The approval was not a picnic: controversies have surrounded the Privacy Shield since the February 2, 2016 agreement with the US, including serious concerns raised by the WP29, the European Data Protection Supervisor, the Article 31 committee, and the European Parliament. The approval of the Decision was not unanimous (of the 28 EU diplomats, 4 abstained from the vote) and there have already been suggestions the Decision might end soon in front of the European Court of Justice (“ECJ”): indeed, the concerns that caused the ECJ to strike down the Safe Harbor have not been completely solved by the Privacy Shield (see below).
Article 1 of the Decision reads (in part):
For the purposes of Article 25(2) of Directive 95/46/EC, the United States ensures an adequate level of protection for personal data transferred from the Union to organisations in the United States under the EU-U.S. Privacy Shield.
Technically the Privacy Shield “is constituted by the Principles issued by the U.S. Department of Commerce on 7 July 2016 as set out in Annex II and the official representations and commitments contained in the documents listed in Annexes I, III to VII.” Article 1(2) of the Decision.
The Decision will be revisited in one year (and then every year thereafter). Article 4(4).
Among the reasons of suspension, amendment, and repeal of the Decision, is evidence of indiscriminate mass surveillance by the U.S. Government:

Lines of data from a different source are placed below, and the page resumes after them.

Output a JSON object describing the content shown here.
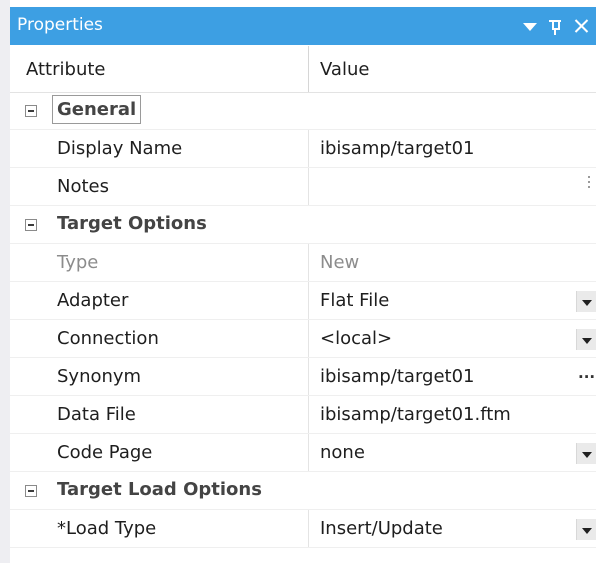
{
  "titlebar": {
    "title": "Properties",
    "dropdown_icon": "chevron-down-icon",
    "pin_icon": "pin-icon",
    "close_icon": "close-icon",
    "color": "#3d9fe3"
  },
  "header": {
    "attribute": "Attribute",
    "value": "Value"
  },
  "categories": {
    "general": {
      "label": "General",
      "properties": {
        "display_name": {
          "name": "Display Name",
          "value": "ibisamp/target01"
        },
        "notes": {
          "name": "Notes",
          "value": ""
        }
      }
    },
    "target_options": {
      "label": "Target Options",
      "properties": {
        "type": {
          "name": "Type",
          "value": "New"
        },
        "adapter": {
          "name": "Adapter",
          "value": "Flat File"
        },
        "connection": {
          "name": "Connection",
          "value": "<local>"
        },
        "synonym": {
          "name": "Synonym",
          "value": "ibisamp/target01",
          "button": "..."
        },
        "data_file": {
          "name": "Data File",
          "value": "ibisamp/target01.ftm"
        },
        "code_page": {
          "name": "Code Page",
          "value": "none"
        }
      }
    },
    "target_load_options": {
      "label": "Target Load Options",
      "properties": {
        "load_type": {
          "name": "*Load Type",
          "value": "Insert/Update"
        }
      }
    }
  }
}
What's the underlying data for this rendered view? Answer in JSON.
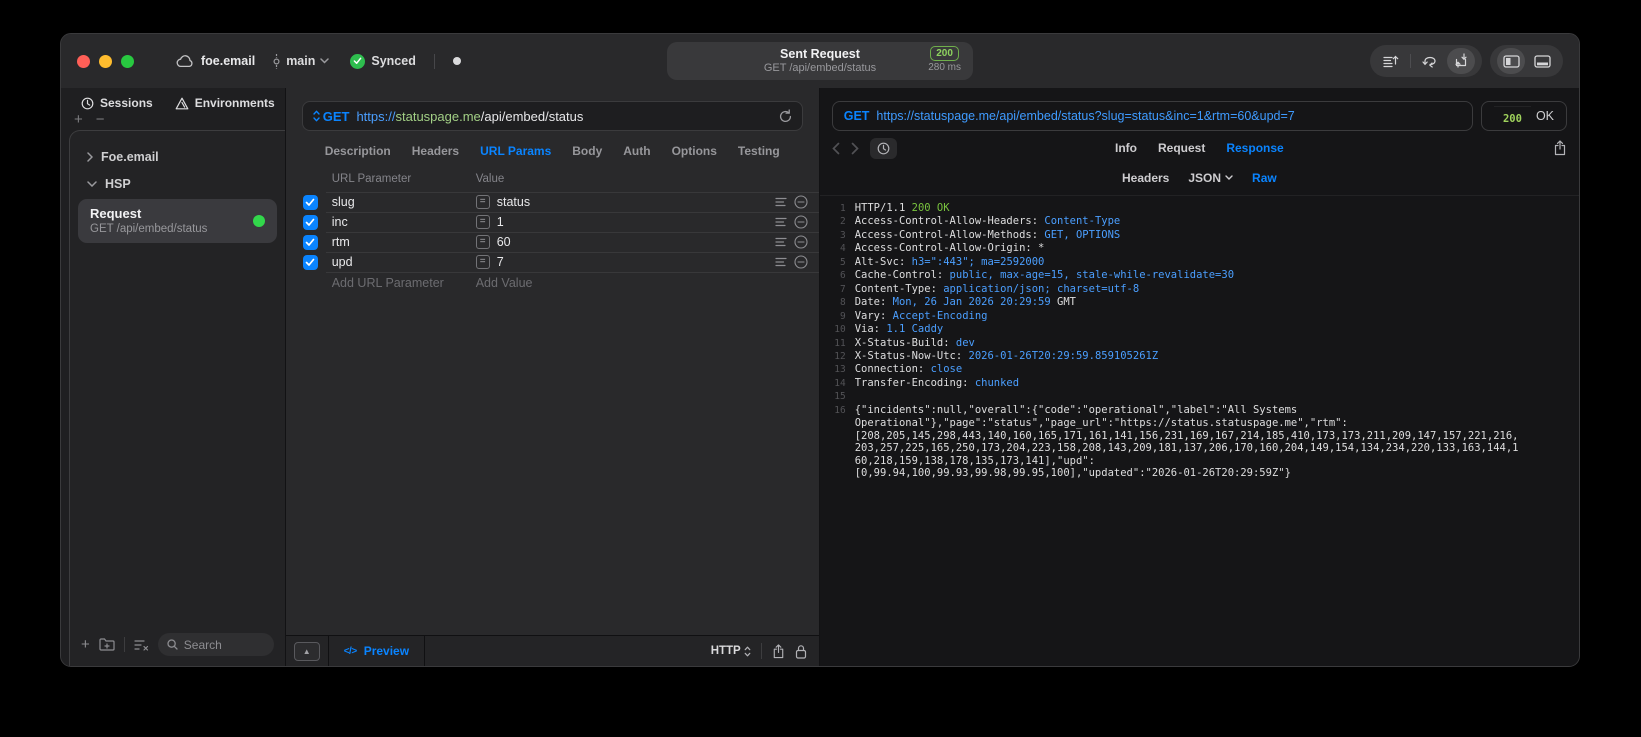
{
  "titlebar": {
    "project": "foe.email",
    "branch": "main",
    "sync_status": "Synced",
    "request_summary": {
      "title": "Sent Request",
      "method_path": "GET /api/embed/status",
      "status_code": "200",
      "duration": "280 ms"
    }
  },
  "sidebar": {
    "tabs": [
      {
        "label": "Sessions",
        "icon": "clock-icon"
      },
      {
        "label": "Environments",
        "icon": "environments-icon"
      }
    ],
    "tree": [
      {
        "label": "Foe.email",
        "expanded": false
      },
      {
        "label": "HSP",
        "expanded": true
      }
    ],
    "request_item": {
      "title": "Request",
      "subtitle": "GET /api/embed/status"
    },
    "search_placeholder": "Search"
  },
  "request_panel": {
    "method": "GET",
    "url": {
      "scheme": "https://",
      "host": "statuspage.me",
      "path": "/api/embed/status"
    },
    "tabs": [
      "Description",
      "Headers",
      "URL Params",
      "Body",
      "Auth",
      "Options",
      "Testing"
    ],
    "active_tab": "URL Params",
    "params": {
      "columns": [
        "URL Parameter",
        "Value"
      ],
      "rows": [
        {
          "enabled": true,
          "name": "slug",
          "value": "status"
        },
        {
          "enabled": true,
          "name": "inc",
          "value": "1"
        },
        {
          "enabled": true,
          "name": "rtm",
          "value": "60"
        },
        {
          "enabled": true,
          "name": "upd",
          "value": "7"
        }
      ],
      "add_param_placeholder": "Add URL Parameter",
      "add_value_placeholder": "Add Value"
    },
    "footer": {
      "preview_label": "Preview",
      "code_glyph": "</>",
      "protocol_selector": "HTTP"
    }
  },
  "response_panel": {
    "method": "GET",
    "url": "https://statuspage.me/api/embed/status?slug=status&inc=1&rtm=60&upd=7",
    "status_code": "200",
    "status_text": "OK",
    "tabs": [
      "Info",
      "Request",
      "Response"
    ],
    "active_tab": "Response",
    "subtabs": [
      "Headers",
      "JSON",
      "Raw"
    ],
    "active_subtab": "Raw",
    "status_line": {
      "protocol": "HTTP/1.1",
      "status": "200 OK"
    },
    "headers": [
      {
        "name": "Access-Control-Allow-Headers",
        "value": "Content-Type"
      },
      {
        "name": "Access-Control-Allow-Methods",
        "value": "GET, OPTIONS"
      },
      {
        "name": "Access-Control-Allow-Origin",
        "value": "",
        "plain": "*"
      },
      {
        "name": "Alt-Svc",
        "value": "h3=\":443\"; ma=2592000"
      },
      {
        "name": "Cache-Control",
        "value": "public, max-age=15, stale-while-revalidate=30"
      },
      {
        "name": "Content-Type",
        "value": "application/json; charset=utf-8"
      },
      {
        "name": "Date",
        "value": "Mon, 26 Jan 2026 20:29:59",
        "plain": " GMT"
      },
      {
        "name": "Vary",
        "value": "Accept-Encoding"
      },
      {
        "name": "Via",
        "value": "1.1 Caddy"
      },
      {
        "name": "X-Status-Build",
        "value": "dev"
      },
      {
        "name": "X-Status-Now-Utc",
        "value": "2026-01-26T20:29:59.859105261Z"
      },
      {
        "name": "Connection",
        "value": "close"
      },
      {
        "name": "Transfer-Encoding",
        "value": "chunked"
      }
    ],
    "body_lines": [
      "{\"incidents\":null,\"overall\":{\"code\":\"operational\",\"label\":\"All Systems",
      "Operational\"},\"page\":\"status\",\"page_url\":\"https://status.statuspage.me\",\"rtm\":",
      "[208,205,145,298,443,140,160,165,171,161,141,156,231,169,167,214,185,410,173,173,211,209,147,157,221,216,",
      "203,257,225,165,250,173,204,223,158,208,143,209,181,137,206,170,160,204,149,154,134,234,220,133,163,144,1",
      "60,218,159,138,178,135,173,141],\"upd\":",
      "[0,99.94,100,99.93,99.98,99.95,100],\"updated\":\"2026-01-26T20:29:59Z\"}"
    ]
  },
  "colors": {
    "accent_blue": "#0a84ff",
    "value_blue": "#4b9fff",
    "host_green": "#a2cf85",
    "status_green": "#79c33e",
    "success_dot_green": "#32d74b",
    "checkbox_blue": "#0a84ff"
  },
  "icons": [
    "cloud-icon",
    "git-branch-icon",
    "chevron-down-icon",
    "check-circle-icon",
    "record-dot-icon",
    "import-lines-icon",
    "merge-arrows-icon",
    "sync-box-icon",
    "panel-left-icon",
    "panel-bottom-icon",
    "clock-icon",
    "environments-icon",
    "chevron-right-icon",
    "plus-icon",
    "minus-icon",
    "folder-plus-icon",
    "filter-list-icon",
    "search-icon",
    "reload-icon",
    "method-stepper-icon",
    "equals-icon",
    "drag-lines-icon",
    "remove-circle-icon",
    "expand-triangle-icon",
    "code-icon",
    "updown-chevron-icon",
    "share-icon",
    "lock-icon",
    "back-chevron-icon",
    "forward-chevron-icon",
    "history-clock-icon"
  ]
}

[Draft measures to suspend, amend or repeal of the Decision will be presented, where there are indications]
– that the U.S. public authorities do not comply with the representations and commitments contained in the documents annexed to this Decision, including as regards the conditions and limitations for access by U.S. public authorities for law enforcement, national security and other public interest purposes to personal data transferred under the EU-U.S. Privacy Shield. Article 4(6).
The Decision, notified to the 28 member states, enters into force immediately. As said, however, it might not take long before a challenge to the ECJ is brought.
There are some indications in this sense. The Irish DPA has resolved to ask the Irish High Court to refer a question to the ECJ regarding the Model Clauses, which was one of the alternatives that American organizations, among which Facebook, have been using — after the October 6, 2015 invalidation of the Safe Harbor framework — to transfer data from the EU to the US. The Irish DPA’s basis for the challenge is the continuing “application of US mass surveillance laws”.
We must remember the concern that grounded the invalidation of the Safe Harbor by the ECJ:
legislation permitting the public authorities to have access on a generalised basis to the content of electronic communications must be regarded as compromising the essence of the fundamental right to respect for private life, as guaranteed by Article 7 of the Charter (Maximilian Schrems v. Data Protection Commissioner at 94)
If the ECJ decides that the Model Clauses mechanism is not compliant with the EU law because of mass surveillance issues, the same could be said of the Privacy Shield.
As I have already written in another blog, a solution (at least for bigger American organizations “targeting Europe”), is to start to look at the General Data Protection Regulation (“GDPR”) and to consider whether it would make more sense to comply with it instead of complying with a mechanism that might soon be challenged. It is worth remembering that – starting from the Spring of 2018 – the organizations, anywhere located, offering goods or services “to … data subjects in the Union” or monitoring their behavior (GDPR Article 3), are bound to comply with the GDPR.
For more information, Francesca Giannoni-Crystal.
Read here the decision of adequacy (full title: COMMISSION IMPLEMENTING DECISION of 12.7.2016 pursuant to Directive 95/46/EC of the European Parliament and of the Council on the adequacy of the protection provided by the EU-U.S. Privacy Shield)